The agency said on Tuesday that it would likely place 8,200 refugees in housing across Sweden this year, but another 2,200 people will not get access to homes.

At present 6,170 people are living in the agency’s own facilities, placing a strain on the Migration Board’s resources. The number is six times higher than what spokeswoman Carolina Henjered deems to be a manageable number of residents.

Henjered said that not being transferred to regular housing risked impeding migrants’ integration.

“They can’t get into Swedish lessons and don’t live near local labour markets,” Henjered told the TT news agency.

The job of finding housing for newly arrived refugees who have been granted asylum in Sweden rests on the shoulders of the county administrative boards, that in turn negotiate with municipalities about housing. The specific placements, however, are managed by the National Employment Agency.

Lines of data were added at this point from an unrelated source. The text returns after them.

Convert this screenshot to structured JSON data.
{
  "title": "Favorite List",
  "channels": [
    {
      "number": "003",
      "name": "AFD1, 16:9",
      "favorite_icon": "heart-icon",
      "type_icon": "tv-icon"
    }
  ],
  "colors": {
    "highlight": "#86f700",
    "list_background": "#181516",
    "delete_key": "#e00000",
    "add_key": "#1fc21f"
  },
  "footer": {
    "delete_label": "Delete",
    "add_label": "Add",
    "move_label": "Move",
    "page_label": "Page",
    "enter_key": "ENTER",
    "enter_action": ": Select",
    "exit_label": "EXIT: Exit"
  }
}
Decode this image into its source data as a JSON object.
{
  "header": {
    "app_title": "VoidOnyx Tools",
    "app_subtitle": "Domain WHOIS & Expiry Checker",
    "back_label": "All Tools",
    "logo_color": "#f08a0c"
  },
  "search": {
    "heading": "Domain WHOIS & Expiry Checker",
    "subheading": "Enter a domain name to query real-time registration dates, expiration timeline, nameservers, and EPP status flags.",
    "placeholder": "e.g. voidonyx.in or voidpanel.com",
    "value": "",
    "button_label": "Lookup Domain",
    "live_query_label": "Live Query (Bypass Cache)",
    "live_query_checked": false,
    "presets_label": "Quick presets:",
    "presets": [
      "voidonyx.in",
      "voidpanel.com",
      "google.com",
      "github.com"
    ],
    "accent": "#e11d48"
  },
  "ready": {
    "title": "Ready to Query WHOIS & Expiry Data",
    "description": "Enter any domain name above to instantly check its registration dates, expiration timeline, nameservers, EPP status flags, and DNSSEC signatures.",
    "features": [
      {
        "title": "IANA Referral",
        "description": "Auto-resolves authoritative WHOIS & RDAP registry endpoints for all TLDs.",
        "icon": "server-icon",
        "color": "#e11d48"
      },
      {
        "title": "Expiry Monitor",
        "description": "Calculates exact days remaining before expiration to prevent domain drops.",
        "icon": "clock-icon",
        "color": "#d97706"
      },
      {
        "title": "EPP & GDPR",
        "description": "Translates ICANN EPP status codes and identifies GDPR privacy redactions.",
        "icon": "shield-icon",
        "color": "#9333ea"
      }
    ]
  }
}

“It’s a lot of actors, and at times one wonders if there are too many,” Henjered said.

The housing crunch in conjunction with the low construction rate of rental properties further complicates the situation.

“There’s a housing shortage, and too few rental properties are being built across the country – those are the reasons the municipalities often refer to,” said Södermanland county administrative board integration coordinator Anna Ekermo Tagesson.

“It’s difficult to argue against it when the housing shortage looks like it does,” she added. “The municipalities that don’t let themselves be persuaded often cite finances.”

While the state steps in to compensate the municipalities for housing refugees, many say that compensation is too low, she added.

TT/The Local/at

Follow The Local on Twitter